One of the great things about living in Geneva is the short distance to the Alps. Even before we bought our 1973 MGB Roadster last year, we loved driving the windy Alpine pass roads, through Switzerland, France and on to Italy. In the past years we have ticked off the Simplon Pass (through the village of Gondo), the Majolapass to St Moritz, Col d’Iseran and Col du Mt Cenis.
Last week my mother came to stay, and my husband and I headed for the hills in the MGB, leaving Granny to have fun with the kids at home. We had planned a route but at the last minute changed plans, when we read that the Grimselpass had opened early this year. Many of the Alpine Passes have been cleared already, due to the mild winter.

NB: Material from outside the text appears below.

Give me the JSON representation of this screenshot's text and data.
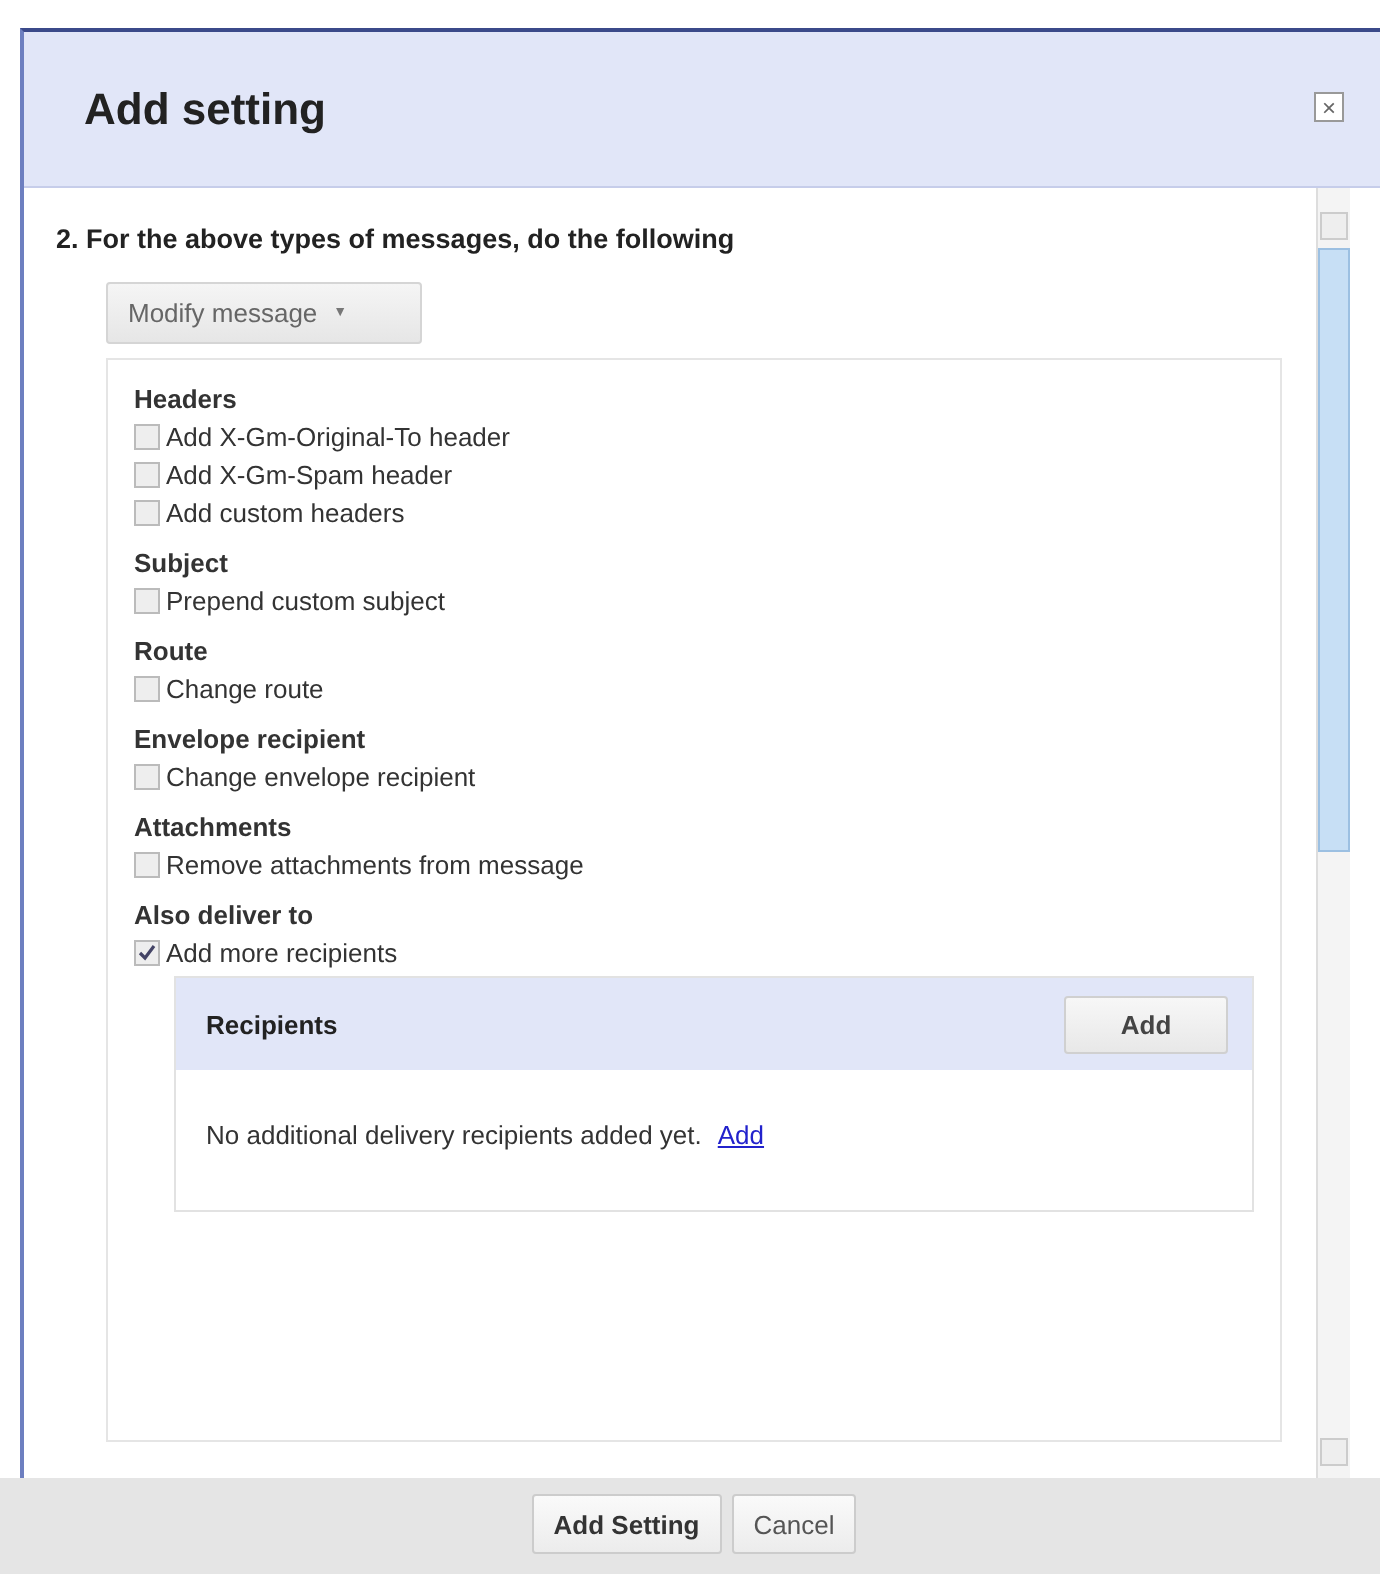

The skiers disappointment was the motorists joy but the roads were still quite quiet with mainly locals out for a drive.
We headed over the hills around Gruyeres to the small town of Interlaken. We had been told that Interlaken was not really worth a visit, but it was actually quite nice. It is not on a lake, but nestled between two lakes – Brienzersee and Thunersee – just south of Bern in the heart of Berner Oberland.

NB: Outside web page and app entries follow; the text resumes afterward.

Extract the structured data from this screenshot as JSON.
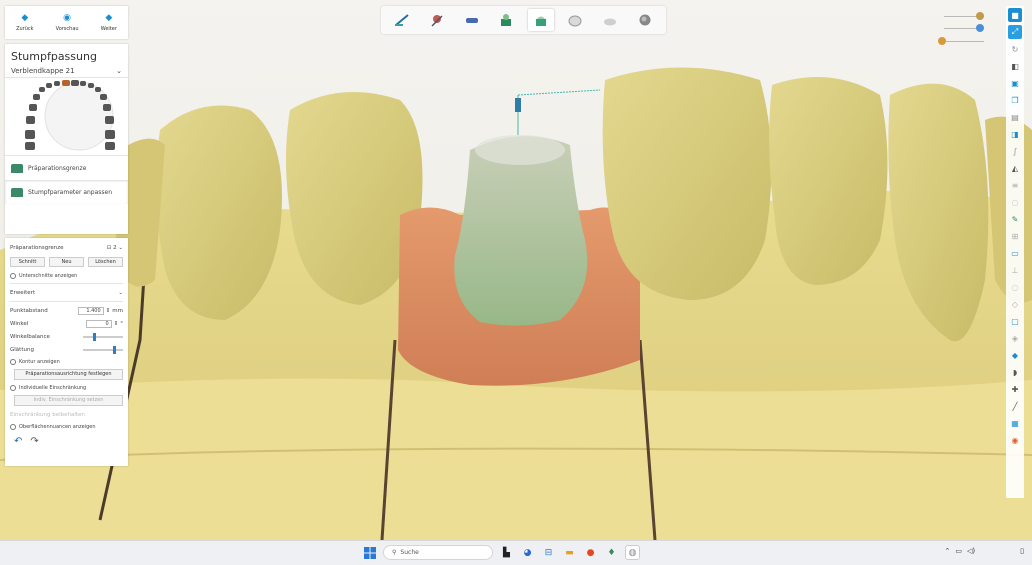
{
  "navigation": {
    "back_label": "Zurück",
    "preview_label": "Vorschau",
    "next_label": "Weiter"
  },
  "panel": {
    "title": "Stumpfpassung",
    "restoration_label": "Verblendkappe 21",
    "steps": [
      {
        "label": "Präparationsgrenze"
      },
      {
        "label": "Stumpfparameter anpassen"
      }
    ]
  },
  "prep_line": {
    "header_label": "Präparationsgrenze",
    "count_label": "2",
    "buttons": {
      "cut": "Schnitt",
      "new": "Neu",
      "delete": "Löschen"
    },
    "partial_label": "Unterschnitte anzeigen"
  },
  "advanced": {
    "header_label": "Erweitert",
    "point_distance_label": "Punktabstand",
    "point_distance_value": "1.400",
    "point_distance_unit": "mm",
    "angle_label": "Winkel",
    "angle_value": "0",
    "angle_unit": "°",
    "angle_balance_label": "Winkelbalance",
    "smoothing_label": "Glättung",
    "smoothing_level": 0.75,
    "angle_balance_level": 0.25,
    "show_profile_label": "Kontur anzeigen",
    "set_direction_button": "Präparationsausrichtung festlegen",
    "individual_limit_label": "Individuelle Einschränkung",
    "limit_button": "Indiv. Einschränkung setzen",
    "extra_disabled_label": "Einschränkung beibehalten",
    "show_surface_label": "Oberflächennuancen anzeigen"
  },
  "taskbar": {
    "search_placeholder": "Suche"
  },
  "colors": {
    "accent": "#1a8fd0",
    "gum": "#d98a5e",
    "tooth": "#dcd284",
    "die": "#a8c29a",
    "model": "#e3d68b"
  }
}
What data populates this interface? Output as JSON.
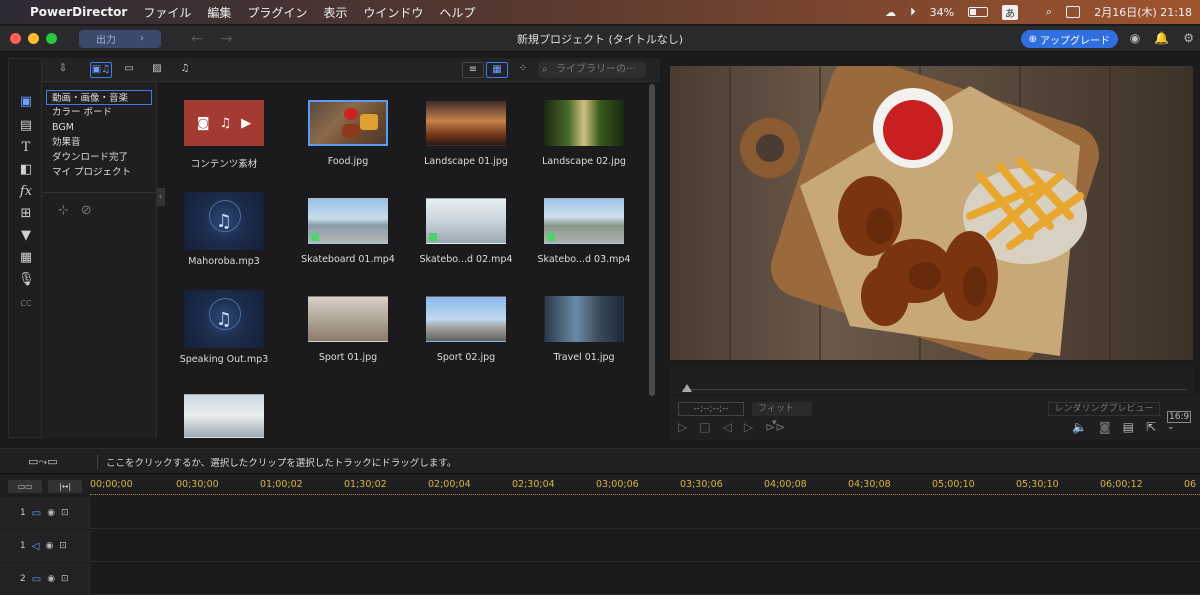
{
  "menubar": {
    "app": "PowerDirector",
    "items": [
      "ファイル",
      "編集",
      "プラグイン",
      "表示",
      "ウインドウ",
      "ヘルプ"
    ],
    "battery": "34%",
    "ime": "あ",
    "datetime": "2月16日(木) 21:18"
  },
  "window": {
    "output_label": "出力",
    "title": "新規プロジェクト (タイトルなし)",
    "upgrade_label": "アップグレード"
  },
  "library": {
    "search_placeholder": "ライブラリーの···",
    "categories": [
      "動画・画像・音楽",
      "カラー ボード",
      "BGM",
      "効果音",
      "ダウンロード完了",
      "マイ プロジェクト"
    ],
    "items": [
      "コンテンツ素材",
      "Food.jpg",
      "Landscape 01.jpg",
      "Landscape 02.jpg",
      "Mahoroba.mp3",
      "Skateboard 01.mp4",
      "Skatebo...d 02.mp4",
      "Skatebo...d 03.mp4",
      "Speaking Out.mp3",
      "Sport 01.jpg",
      "Sport 02.jpg",
      "Travel 01.jpg"
    ]
  },
  "preview": {
    "timecode": "--;--;--;--",
    "fit_label": "フィット",
    "render_label": "レンダリングプレビュー",
    "ratio": "16:9"
  },
  "timeline": {
    "hint": "ここをクリックするか、選択したクリップを選択したトラックにドラッグします。",
    "ruler": [
      "00;00;00",
      "00;30;00",
      "01;00;02",
      "01;30;02",
      "02;00;04",
      "02;30;04",
      "03;00;06",
      "03;30;06",
      "04;00;08",
      "04;30;08",
      "05;00;10",
      "05;30;10",
      "06;00;12",
      "06"
    ],
    "tracks": [
      {
        "num": "1",
        "type": "video"
      },
      {
        "num": "1",
        "type": "audio"
      },
      {
        "num": "2",
        "type": "video"
      }
    ]
  },
  "colors": {
    "accent": "#3f7de8",
    "upgrade": "#2f6fe0",
    "content_tile": "#a43b32",
    "ruler_text": "#d4b24a"
  }
}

The drive was a scenic one, over the Jaunpass (with added excitement of a chalet fire – the owner of the holiday chalet had to watch in horror as the house burned; by the time the fire brigade arrived from the village in the valley, the fire had engulfed both chalet and adjoining barn).
Soon we were on the banks of the Thunsee and heading towards Interlaken where we had booked a room in the Gasthoff Schoenegg
The Gasthof could be described as “a bit run down” or, if you were feeling generous “shabby chic” but the rooms were prettily decorated, the beds were comfortable and the owners friendly and very welcoming.
If the bathrooms were not particularly modern, the delicious breakfast more than made up for it, not to mention the mountain views out of the gingham curtained window.
A quick trip to Grindelwald was followed by a wander around Interlaken that evening. We were pleasantly surprised by the good quality of the souvenir shops in both Grindelwald and Interlaken. Hardly any cheap and tacky junk, but decent – often handmade – traditional Swiss goods.
Interlaken was reasonably busy, although our waiter said that this was actually quite a quiet time and that the summer is much busier, and many of the shops were open till late at night. The Hotel Victoria Jungfrau is unquestionably the most impressive hotel in Interlaken with views of the mountain range that includes the namesake, Jungfrau.
The next day we headed along the Brienzersee towards Haslital and the Grimselpass, trying to outrun the dark clouds. the scenery in this area of Switzerland is very much what tourists expect the country to look like – it almost looks too perfect.
Between the wooden chalets, lush green grass and wild flowers carpeted the valleys, cows with huge brass bells around their necks grazed, sprinklers showered water in graceful arcs. We almost expected to see a massive hand reach down to adjust a chalet and allow the Hornby train to pass through the toy railway scenery.
We finally saw something that we had heard about – Toblerone Line – tank traps. The Swiss are either paranoid or very well prepared, depending on how you look at it, and have barriers in the countryside that are designed to delay the progress of the enemy through their pretty country. We also saw several small airfields, which are dotted around rural Switzerland for use in the event of an attack on the main airports. If you look past the grass covered bunkers, which house some of the Swiss military airplanes, you might see large doors on the side of the hills behind them. There are bunkers cut into the walls of rock, a bombproof home for the Swiss airforce.